*Exercise description*: Using the listing below, select the lines with the word "Page" and copy them.

*Material supplied*:
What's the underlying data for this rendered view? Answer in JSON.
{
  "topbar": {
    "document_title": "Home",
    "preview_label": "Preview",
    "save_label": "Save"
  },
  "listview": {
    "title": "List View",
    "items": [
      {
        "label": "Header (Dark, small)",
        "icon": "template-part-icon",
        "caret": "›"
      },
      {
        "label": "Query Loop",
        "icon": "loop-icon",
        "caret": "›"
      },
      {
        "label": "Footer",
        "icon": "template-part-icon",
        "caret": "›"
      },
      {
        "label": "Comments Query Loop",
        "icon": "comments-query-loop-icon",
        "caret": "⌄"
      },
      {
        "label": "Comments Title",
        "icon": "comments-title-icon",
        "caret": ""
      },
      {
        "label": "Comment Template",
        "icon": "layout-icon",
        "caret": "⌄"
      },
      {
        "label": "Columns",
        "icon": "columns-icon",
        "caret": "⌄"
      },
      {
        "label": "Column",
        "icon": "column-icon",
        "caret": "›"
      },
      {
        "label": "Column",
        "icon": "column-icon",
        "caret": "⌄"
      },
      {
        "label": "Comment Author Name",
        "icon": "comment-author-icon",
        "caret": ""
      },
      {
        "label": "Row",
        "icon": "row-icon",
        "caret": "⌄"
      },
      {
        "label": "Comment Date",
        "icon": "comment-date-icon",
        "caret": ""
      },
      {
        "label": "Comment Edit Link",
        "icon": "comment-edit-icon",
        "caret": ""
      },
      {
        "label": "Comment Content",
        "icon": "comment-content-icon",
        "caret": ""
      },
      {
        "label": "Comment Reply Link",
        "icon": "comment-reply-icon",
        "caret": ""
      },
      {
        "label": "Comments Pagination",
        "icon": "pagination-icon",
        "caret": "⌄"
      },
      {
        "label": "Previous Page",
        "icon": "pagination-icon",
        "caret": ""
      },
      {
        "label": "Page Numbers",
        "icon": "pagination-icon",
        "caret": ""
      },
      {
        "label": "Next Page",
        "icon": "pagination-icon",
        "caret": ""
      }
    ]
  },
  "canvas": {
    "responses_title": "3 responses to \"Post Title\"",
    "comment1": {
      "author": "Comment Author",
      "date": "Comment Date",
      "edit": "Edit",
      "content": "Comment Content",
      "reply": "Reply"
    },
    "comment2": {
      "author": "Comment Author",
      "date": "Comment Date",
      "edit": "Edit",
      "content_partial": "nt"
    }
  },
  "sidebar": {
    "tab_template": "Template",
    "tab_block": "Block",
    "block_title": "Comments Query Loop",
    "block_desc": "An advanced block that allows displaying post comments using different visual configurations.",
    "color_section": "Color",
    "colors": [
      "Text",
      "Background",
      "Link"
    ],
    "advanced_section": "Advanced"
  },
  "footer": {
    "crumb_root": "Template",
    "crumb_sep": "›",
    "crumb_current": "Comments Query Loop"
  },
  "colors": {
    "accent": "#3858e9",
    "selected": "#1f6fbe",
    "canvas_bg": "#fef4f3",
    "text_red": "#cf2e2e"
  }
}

*Task output*:
        "label": "Previous Page",
        "label": "Page Numbers",
        "label": "Next Page",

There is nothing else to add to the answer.